WHAT YOU NEED TO DO = Records follow. Copy every line with "JSON".

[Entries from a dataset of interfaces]
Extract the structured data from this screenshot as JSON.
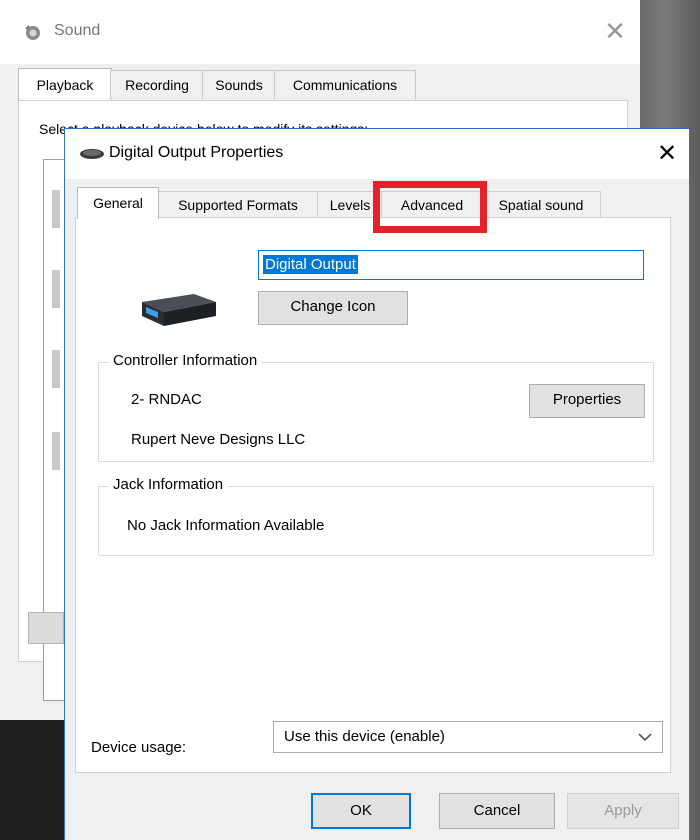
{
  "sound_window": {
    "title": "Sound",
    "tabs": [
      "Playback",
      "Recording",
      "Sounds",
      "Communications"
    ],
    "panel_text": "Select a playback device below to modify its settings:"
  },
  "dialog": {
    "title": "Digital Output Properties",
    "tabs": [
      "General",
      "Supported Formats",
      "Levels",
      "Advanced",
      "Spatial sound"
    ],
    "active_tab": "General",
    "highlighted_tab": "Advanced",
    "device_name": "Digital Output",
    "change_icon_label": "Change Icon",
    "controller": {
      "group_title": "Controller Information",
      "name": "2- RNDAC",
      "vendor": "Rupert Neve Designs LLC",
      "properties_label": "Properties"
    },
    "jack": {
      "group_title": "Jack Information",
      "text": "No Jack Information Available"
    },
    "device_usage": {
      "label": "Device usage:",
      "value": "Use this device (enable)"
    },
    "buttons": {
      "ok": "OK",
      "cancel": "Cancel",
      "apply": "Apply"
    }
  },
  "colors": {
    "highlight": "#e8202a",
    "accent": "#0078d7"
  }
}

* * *

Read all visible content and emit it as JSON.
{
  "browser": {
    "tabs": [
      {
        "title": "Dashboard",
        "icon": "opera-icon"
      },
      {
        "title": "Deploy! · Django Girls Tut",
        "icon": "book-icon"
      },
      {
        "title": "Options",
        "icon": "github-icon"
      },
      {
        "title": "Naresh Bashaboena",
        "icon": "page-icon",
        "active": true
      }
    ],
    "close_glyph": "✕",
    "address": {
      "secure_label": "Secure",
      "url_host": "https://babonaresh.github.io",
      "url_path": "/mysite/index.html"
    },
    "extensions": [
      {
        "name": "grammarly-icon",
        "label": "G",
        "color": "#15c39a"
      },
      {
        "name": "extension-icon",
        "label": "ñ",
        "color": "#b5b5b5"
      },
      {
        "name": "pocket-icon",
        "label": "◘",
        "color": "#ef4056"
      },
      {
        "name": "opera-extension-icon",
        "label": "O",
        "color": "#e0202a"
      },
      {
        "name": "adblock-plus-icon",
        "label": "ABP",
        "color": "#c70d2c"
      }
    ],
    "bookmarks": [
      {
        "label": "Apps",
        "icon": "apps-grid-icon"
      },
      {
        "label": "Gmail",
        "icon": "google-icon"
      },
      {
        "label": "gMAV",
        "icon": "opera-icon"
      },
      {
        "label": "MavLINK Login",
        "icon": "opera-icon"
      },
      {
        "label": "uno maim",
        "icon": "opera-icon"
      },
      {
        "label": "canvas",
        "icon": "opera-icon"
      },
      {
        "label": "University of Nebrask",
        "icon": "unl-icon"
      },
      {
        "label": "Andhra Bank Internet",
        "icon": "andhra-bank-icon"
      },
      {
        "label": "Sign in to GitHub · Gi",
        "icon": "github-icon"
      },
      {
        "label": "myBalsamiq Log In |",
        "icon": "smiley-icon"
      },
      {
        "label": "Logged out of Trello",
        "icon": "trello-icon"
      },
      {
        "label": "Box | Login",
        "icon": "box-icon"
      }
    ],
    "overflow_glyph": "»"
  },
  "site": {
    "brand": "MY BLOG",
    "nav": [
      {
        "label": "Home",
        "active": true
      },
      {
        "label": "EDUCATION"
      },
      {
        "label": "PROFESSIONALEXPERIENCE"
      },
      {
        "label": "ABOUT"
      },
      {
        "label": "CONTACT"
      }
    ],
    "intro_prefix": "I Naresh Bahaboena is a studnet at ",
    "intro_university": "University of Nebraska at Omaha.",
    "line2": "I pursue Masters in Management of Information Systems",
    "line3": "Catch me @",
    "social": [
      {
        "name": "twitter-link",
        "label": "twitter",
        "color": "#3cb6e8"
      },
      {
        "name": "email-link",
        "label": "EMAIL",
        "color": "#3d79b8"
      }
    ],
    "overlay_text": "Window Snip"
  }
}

ANSWER SPACE =
Extract the structured data from this screenshot as JSON.
Read all visible content and emit it as JSON.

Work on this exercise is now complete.